WORK REQUIRED → Could you copy all of the records below exactly as they appear?

EXERCISE MATERIALS →
• • •
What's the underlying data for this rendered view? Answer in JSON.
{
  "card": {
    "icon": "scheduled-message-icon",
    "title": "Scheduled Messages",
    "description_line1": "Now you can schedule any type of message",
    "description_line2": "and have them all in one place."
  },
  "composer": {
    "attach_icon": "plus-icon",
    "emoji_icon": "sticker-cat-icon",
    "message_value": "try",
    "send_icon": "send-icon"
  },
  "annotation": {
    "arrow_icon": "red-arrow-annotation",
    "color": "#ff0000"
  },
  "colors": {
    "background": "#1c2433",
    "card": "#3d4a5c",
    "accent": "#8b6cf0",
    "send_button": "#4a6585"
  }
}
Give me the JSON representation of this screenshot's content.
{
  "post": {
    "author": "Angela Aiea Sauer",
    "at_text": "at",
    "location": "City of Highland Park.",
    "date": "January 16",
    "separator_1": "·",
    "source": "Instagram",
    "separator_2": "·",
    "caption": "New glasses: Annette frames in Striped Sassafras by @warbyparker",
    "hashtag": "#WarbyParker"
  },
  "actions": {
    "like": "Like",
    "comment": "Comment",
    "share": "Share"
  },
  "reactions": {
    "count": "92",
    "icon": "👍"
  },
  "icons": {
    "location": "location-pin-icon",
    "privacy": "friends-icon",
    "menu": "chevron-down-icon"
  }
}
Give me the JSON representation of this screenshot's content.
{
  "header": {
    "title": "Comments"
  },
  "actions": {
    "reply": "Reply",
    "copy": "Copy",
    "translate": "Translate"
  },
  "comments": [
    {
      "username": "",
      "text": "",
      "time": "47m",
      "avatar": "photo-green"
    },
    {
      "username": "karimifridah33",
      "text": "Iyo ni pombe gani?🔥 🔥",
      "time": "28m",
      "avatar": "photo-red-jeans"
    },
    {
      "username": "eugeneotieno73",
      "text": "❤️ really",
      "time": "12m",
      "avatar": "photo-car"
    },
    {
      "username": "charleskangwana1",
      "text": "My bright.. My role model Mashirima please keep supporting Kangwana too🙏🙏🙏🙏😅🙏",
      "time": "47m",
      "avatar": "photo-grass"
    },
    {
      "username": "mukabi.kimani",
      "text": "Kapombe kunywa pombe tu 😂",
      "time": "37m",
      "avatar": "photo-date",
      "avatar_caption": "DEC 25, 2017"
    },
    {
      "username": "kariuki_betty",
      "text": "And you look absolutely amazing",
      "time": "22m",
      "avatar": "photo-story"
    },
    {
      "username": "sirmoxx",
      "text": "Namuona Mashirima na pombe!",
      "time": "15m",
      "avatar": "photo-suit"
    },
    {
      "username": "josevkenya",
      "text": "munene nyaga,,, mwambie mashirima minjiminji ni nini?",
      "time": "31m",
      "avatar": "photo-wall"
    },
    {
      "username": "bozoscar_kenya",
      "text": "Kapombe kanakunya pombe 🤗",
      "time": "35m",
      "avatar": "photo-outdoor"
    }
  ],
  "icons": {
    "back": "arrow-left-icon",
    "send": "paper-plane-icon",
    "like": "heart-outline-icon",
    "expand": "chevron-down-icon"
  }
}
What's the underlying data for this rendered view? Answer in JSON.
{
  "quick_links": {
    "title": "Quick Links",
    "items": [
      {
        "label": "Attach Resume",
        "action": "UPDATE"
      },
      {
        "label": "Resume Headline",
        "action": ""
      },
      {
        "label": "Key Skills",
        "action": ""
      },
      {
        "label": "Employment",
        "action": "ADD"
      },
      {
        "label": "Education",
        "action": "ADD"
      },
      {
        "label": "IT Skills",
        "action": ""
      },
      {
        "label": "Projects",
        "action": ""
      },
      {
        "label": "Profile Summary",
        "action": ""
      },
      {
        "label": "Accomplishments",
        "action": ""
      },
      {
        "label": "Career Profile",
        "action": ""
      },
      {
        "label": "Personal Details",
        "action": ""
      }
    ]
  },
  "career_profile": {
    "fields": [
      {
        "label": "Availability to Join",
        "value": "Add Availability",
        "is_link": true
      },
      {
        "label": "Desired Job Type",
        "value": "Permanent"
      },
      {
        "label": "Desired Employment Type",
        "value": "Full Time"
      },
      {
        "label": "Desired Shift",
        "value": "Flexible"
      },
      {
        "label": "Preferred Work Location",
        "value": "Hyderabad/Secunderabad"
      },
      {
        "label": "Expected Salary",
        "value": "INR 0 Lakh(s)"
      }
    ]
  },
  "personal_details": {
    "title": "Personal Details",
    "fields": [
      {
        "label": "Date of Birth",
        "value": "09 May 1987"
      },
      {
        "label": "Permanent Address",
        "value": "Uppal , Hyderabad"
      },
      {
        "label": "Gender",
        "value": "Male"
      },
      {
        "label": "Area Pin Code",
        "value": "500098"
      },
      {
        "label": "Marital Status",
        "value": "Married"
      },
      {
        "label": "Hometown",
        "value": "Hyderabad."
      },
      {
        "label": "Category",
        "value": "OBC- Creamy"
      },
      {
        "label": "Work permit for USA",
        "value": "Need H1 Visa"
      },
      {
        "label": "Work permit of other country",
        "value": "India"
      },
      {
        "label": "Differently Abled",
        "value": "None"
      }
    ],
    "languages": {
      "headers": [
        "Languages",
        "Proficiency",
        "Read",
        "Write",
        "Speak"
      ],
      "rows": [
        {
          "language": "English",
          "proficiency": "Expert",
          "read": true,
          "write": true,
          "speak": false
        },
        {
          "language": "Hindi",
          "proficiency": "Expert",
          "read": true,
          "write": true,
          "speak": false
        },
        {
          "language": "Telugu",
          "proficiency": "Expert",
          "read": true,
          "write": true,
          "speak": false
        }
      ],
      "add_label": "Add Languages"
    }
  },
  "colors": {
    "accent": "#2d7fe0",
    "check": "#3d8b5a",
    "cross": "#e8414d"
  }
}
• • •
SOLUTION TO THE EXERCISE →
What's the underlying data for this rendered view? Answer in JSON.
{
  "card": {
    "icon": "scheduled-message-icon",
    "title": "Scheduled Messages",
    "description_line1": "Now you can schedule any type of message",
    "description_line2": "and have them all in one place."
  },
  "composer": {
    "attach_icon": "plus-icon",
    "emoji_icon": "sticker-cat-icon",
    "message_value": "try",
    "send_icon": "send-icon"
  },
  "annotation": {
    "arrow_icon": "red-arrow-annotation",
    "color": "#ff0000"
  },
  "colors": {
    "background": "#1c2433",
    "card": "#3d4a5c",
    "accent": "#8b6cf0",
    "send_button": "#4a6585"
  }
}
Give me the JSON representation of this screenshot's content.
{
  "post": {
    "author": "Angela Aiea Sauer",
    "at_text": "at",
    "location": "City of Highland Park.",
    "date": "January 16",
    "separator_1": "·",
    "source": "Instagram",
    "separator_2": "·",
    "caption": "New glasses: Annette frames in Striped Sassafras by @warbyparker",
    "hashtag": "#WarbyParker"
  },
  "actions": {
    "like": "Like",
    "comment": "Comment",
    "share": "Share"
  },
  "reactions": {
    "count": "92",
    "icon": "👍"
  },
  "icons": {
    "location": "location-pin-icon",
    "privacy": "friends-icon",
    "menu": "chevron-down-icon"
  }
}
Give me the JSON representation of this screenshot's content.
{
  "header": {
    "title": "Comments"
  },
  "actions": {
    "reply": "Reply",
    "copy": "Copy",
    "translate": "Translate"
  },
  "comments": [
    {
      "username": "",
      "text": "",
      "time": "47m",
      "avatar": "photo-green"
    },
    {
      "username": "karimifridah33",
      "text": "Iyo ni pombe gani?🔥 🔥",
      "time": "28m",
      "avatar": "photo-red-jeans"
    },
    {
      "username": "eugeneotieno73",
      "text": "❤️ really",
      "time": "12m",
      "avatar": "photo-car"
    },
    {
      "username": "charleskangwana1",
      "text": "My bright.. My role model Mashirima please keep supporting Kangwana too🙏🙏🙏🙏😅🙏",
      "time": "47m",
      "avatar": "photo-grass"
    },
    {
      "username": "mukabi.kimani",
      "text": "Kapombe kunywa pombe tu 😂",
      "time": "37m",
      "avatar": "photo-date",
      "avatar_caption": "DEC 25, 2017"
    },
    {
      "username": "kariuki_betty",
      "text": "And you look absolutely amazing",
      "time": "22m",
      "avatar": "photo-story"
    },
    {
      "username": "sirmoxx",
      "text": "Namuona Mashirima na pombe!",
      "time": "15m",
      "avatar": "photo-suit"
    },
    {
      "username": "josevkenya",
      "text": "munene nyaga,,, mwambie mashirima minjiminji ni nini?",
      "time": "31m",
      "avatar": "photo-wall"
    },
    {
      "username": "bozoscar_kenya",
      "text": "Kapombe kanakunya pombe 🤗",
      "time": "35m",
      "avatar": "photo-outdoor"
    }
  ],
  "icons": {
    "back": "arrow-left-icon",
    "send": "paper-plane-icon",
    "like": "heart-outline-icon",
    "expand": "chevron-down-icon"
  }
}
What's the underlying data for this rendered view? Answer in JSON.
{
  "quick_links": {
    "title": "Quick Links",
    "items": [
      {
        "label": "Attach Resume",
        "action": "UPDATE"
      },
      {
        "label": "Resume Headline",
        "action": ""
      },
      {
        "label": "Key Skills",
        "action": ""
      },
      {
        "label": "Employment",
        "action": "ADD"
      },
      {
        "label": "Education",
        "action": "ADD"
      },
      {
        "label": "IT Skills",
        "action": ""
      },
      {
        "label": "Projects",
        "action": ""
      },
      {
        "label": "Profile Summary",
        "action": ""
      },
      {
        "label": "Accomplishments",
        "action": ""
      },
      {
        "label": "Career Profile",
        "action": ""
      },
      {
        "label": "Personal Details",
        "action": ""
      }
    ]
  },
  "career_profile": {
    "fields": [
      {
        "label": "Availability to Join",
        "value": "Add Availability",
        "is_link": true
      },
      {
        "label": "Desired Job Type",
        "value": "Permanent"
      },
      {
        "label": "Desired Employment Type",
        "value": "Full Time"
      },
      {
        "label": "Desired Shift",
        "value": "Flexible"
      },
      {
        "label": "Preferred Work Location",
        "value": "Hyderabad/Secunderabad"
      },
      {
        "label": "Expected Salary",
        "value": "INR 0 Lakh(s)"
      }
    ]
  },
  "personal_details": {
    "title": "Personal Details",
    "fields": [
      {
        "label": "Date of Birth",
        "value": "09 May 1987"
      },
      {
        "label": "Permanent Address",
        "value": "Uppal , Hyderabad"
      },
      {
        "label": "Gender",
        "value": "Male"
      },
      {
        "label": "Area Pin Code",
        "value": "500098"
      },
      {
        "label": "Marital Status",
        "value": "Married"
      },
      {
        "label": "Hometown",
        "value": "Hyderabad."
      },
      {
        "label": "Category",
        "value": "OBC- Creamy"
      },
      {
        "label": "Work permit for USA",
        "value": "Need H1 Visa"
      },
      {
        "label": "Work permit of other country",
        "value": "India"
      },
      {
        "label": "Differently Abled",
        "value": "None"
      }
    ],
    "languages": {
      "headers": [
        "Languages",
        "Proficiency",
        "Read",
        "Write",
        "Speak"
      ],
      "rows": [
        {
          "language": "English",
          "proficiency": "Expert",
          "read": true,
          "write": true,
          "speak": false
        },
        {
          "language": "Hindi",
          "proficiency": "Expert",
          "read": true,
          "write": true,
          "speak": false
        },
        {
          "language": "Telugu",
          "proficiency": "Expert",
          "read": true,
          "write": true,
          "speak": false
        }
      ],
      "add_label": "Add Languages"
    }
  },
  "colors": {
    "accent": "#2d7fe0",
    "check": "#3d8b5a",
    "cross": "#e8414d"
  }
}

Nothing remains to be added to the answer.